◆ ACTION ITEM: Reproduce the data exactly, leaving nothing out.

[Data records for software interfaces]

━━━━━━━━

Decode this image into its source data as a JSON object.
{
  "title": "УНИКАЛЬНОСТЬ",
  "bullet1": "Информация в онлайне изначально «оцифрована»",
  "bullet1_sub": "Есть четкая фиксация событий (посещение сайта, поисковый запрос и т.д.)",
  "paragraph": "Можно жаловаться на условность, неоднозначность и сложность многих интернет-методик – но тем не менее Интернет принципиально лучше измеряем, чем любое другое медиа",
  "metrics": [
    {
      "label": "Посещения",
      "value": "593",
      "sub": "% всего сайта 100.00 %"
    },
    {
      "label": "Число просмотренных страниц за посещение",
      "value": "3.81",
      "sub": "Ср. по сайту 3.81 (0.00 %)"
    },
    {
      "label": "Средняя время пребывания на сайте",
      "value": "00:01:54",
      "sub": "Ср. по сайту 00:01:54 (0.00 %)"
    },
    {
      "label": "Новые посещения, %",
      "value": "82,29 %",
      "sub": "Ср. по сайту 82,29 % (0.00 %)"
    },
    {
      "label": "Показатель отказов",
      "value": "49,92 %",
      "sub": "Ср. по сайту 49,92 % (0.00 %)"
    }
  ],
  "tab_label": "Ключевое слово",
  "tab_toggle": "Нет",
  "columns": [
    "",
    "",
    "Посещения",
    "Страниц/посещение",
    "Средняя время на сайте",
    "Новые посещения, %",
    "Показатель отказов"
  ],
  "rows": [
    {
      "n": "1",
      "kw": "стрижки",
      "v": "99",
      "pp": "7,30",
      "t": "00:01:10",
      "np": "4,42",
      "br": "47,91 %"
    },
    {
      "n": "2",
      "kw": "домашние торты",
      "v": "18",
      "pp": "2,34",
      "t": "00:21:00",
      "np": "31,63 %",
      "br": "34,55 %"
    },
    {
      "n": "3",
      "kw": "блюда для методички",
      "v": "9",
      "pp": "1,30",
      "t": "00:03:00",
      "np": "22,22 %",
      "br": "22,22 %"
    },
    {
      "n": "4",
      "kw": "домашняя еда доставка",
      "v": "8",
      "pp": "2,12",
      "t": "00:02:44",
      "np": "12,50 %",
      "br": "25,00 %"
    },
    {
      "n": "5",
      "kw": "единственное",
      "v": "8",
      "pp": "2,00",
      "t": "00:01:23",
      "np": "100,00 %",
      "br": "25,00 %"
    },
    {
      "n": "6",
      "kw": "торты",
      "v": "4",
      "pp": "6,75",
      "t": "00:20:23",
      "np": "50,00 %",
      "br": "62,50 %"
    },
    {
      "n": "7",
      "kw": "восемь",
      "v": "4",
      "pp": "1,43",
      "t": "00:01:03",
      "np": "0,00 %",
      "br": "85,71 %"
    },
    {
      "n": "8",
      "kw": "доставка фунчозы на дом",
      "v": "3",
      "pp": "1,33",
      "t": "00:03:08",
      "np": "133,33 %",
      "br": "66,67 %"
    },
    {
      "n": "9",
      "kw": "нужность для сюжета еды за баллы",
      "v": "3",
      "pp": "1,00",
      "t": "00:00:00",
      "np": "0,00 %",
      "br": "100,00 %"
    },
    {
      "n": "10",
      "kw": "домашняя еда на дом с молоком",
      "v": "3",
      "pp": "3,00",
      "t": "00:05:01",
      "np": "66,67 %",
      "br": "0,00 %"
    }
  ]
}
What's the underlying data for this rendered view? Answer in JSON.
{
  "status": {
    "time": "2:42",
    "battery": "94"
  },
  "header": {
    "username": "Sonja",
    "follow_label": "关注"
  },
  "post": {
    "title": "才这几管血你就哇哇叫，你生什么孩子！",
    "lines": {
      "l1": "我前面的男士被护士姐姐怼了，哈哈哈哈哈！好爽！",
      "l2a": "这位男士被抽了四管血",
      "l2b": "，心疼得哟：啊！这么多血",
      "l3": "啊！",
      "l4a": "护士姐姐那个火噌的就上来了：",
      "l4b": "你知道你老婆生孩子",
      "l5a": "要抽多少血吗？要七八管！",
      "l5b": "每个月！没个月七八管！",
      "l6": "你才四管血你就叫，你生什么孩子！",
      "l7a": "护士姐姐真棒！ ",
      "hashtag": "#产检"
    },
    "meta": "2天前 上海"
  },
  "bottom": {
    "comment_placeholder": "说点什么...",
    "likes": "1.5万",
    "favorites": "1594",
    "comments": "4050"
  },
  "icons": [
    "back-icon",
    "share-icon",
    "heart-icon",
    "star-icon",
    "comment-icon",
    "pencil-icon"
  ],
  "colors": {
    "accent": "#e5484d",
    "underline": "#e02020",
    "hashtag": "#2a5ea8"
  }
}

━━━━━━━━

◆ ANSWER BOX:
Decode this image into its source data as a JSON object.
{
  "title": "УНИКАЛЬНОСТЬ",
  "bullet1": "Информация в онлайне изначально «оцифрована»",
  "bullet1_sub": "Есть четкая фиксация событий (посещение сайта, поисковый запрос и т.д.)",
  "paragraph": "Можно жаловаться на условность, неоднозначность и сложность многих интернет-методик – но тем не менее Интернет принципиально лучше измеряем, чем любое другое медиа",
  "metrics": [
    {
      "label": "Посещения",
      "value": "593",
      "sub": "% всего сайта 100.00 %"
    },
    {
      "label": "Число просмотренных страниц за посещение",
      "value": "3.81",
      "sub": "Ср. по сайту 3.81 (0.00 %)"
    },
    {
      "label": "Средняя время пребывания на сайте",
      "value": "00:01:54",
      "sub": "Ср. по сайту 00:01:54 (0.00 %)"
    },
    {
      "label": "Новые посещения, %",
      "value": "82,29 %",
      "sub": "Ср. по сайту 82,29 % (0.00 %)"
    },
    {
      "label": "Показатель отказов",
      "value": "49,92 %",
      "sub": "Ср. по сайту 49,92 % (0.00 %)"
    }
  ],
  "tab_label": "Ключевое слово",
  "tab_toggle": "Нет",
  "columns": [
    "",
    "",
    "Посещения",
    "Страниц/посещение",
    "Средняя время на сайте",
    "Новые посещения, %",
    "Показатель отказов"
  ],
  "rows": [
    {
      "n": "1",
      "kw": "стрижки",
      "v": "99",
      "pp": "7,30",
      "t": "00:01:10",
      "np": "4,42",
      "br": "47,91 %"
    },
    {
      "n": "2",
      "kw": "домашние торты",
      "v": "18",
      "pp": "2,34",
      "t": "00:21:00",
      "np": "31,63 %",
      "br": "34,55 %"
    },
    {
      "n": "3",
      "kw": "блюда для методички",
      "v": "9",
      "pp": "1,30",
      "t": "00:03:00",
      "np": "22,22 %",
      "br": "22,22 %"
    },
    {
      "n": "4",
      "kw": "домашняя еда доставка",
      "v": "8",
      "pp": "2,12",
      "t": "00:02:44",
      "np": "12,50 %",
      "br": "25,00 %"
    },
    {
      "n": "5",
      "kw": "единственное",
      "v": "8",
      "pp": "2,00",
      "t": "00:01:23",
      "np": "100,00 %",
      "br": "25,00 %"
    },
    {
      "n": "6",
      "kw": "торты",
      "v": "4",
      "pp": "6,75",
      "t": "00:20:23",
      "np": "50,00 %",
      "br": "62,50 %"
    },
    {
      "n": "7",
      "kw": "восемь",
      "v": "4",
      "pp": "1,43",
      "t": "00:01:03",
      "np": "0,00 %",
      "br": "85,71 %"
    },
    {
      "n": "8",
      "kw": "доставка фунчозы на дом",
      "v": "3",
      "pp": "1,33",
      "t": "00:03:08",
      "np": "133,33 %",
      "br": "66,67 %"
    },
    {
      "n": "9",
      "kw": "нужность для сюжета еды за баллы",
      "v": "3",
      "pp": "1,00",
      "t": "00:00:00",
      "np": "0,00 %",
      "br": "100,00 %"
    },
    {
      "n": "10",
      "kw": "домашняя еда на дом с молоком",
      "v": "3",
      "pp": "3,00",
      "t": "00:05:01",
      "np": "66,67 %",
      "br": "0,00 %"
    }
  ]
}
What's the underlying data for this rendered view? Answer in JSON.
{
  "status": {
    "time": "2:42",
    "battery": "94"
  },
  "header": {
    "username": "Sonja",
    "follow_label": "关注"
  },
  "post": {
    "title": "才这几管血你就哇哇叫，你生什么孩子！",
    "lines": {
      "l1": "我前面的男士被护士姐姐怼了，哈哈哈哈哈！好爽！",
      "l2a": "这位男士被抽了四管血",
      "l2b": "，心疼得哟：啊！这么多血",
      "l3": "啊！",
      "l4a": "护士姐姐那个火噌的就上来了：",
      "l4b": "你知道你老婆生孩子",
      "l5a": "要抽多少血吗？要七八管！",
      "l5b": "每个月！没个月七八管！",
      "l6": "你才四管血你就叫，你生什么孩子！",
      "l7a": "护士姐姐真棒！ ",
      "hashtag": "#产检"
    },
    "meta": "2天前 上海"
  },
  "bottom": {
    "comment_placeholder": "说点什么...",
    "likes": "1.5万",
    "favorites": "1594",
    "comments": "4050"
  },
  "icons": [
    "back-icon",
    "share-icon",
    "heart-icon",
    "star-icon",
    "comment-icon",
    "pencil-icon"
  ],
  "colors": {
    "accent": "#e5484d",
    "underline": "#e02020",
    "hashtag": "#2a5ea8"
  }
}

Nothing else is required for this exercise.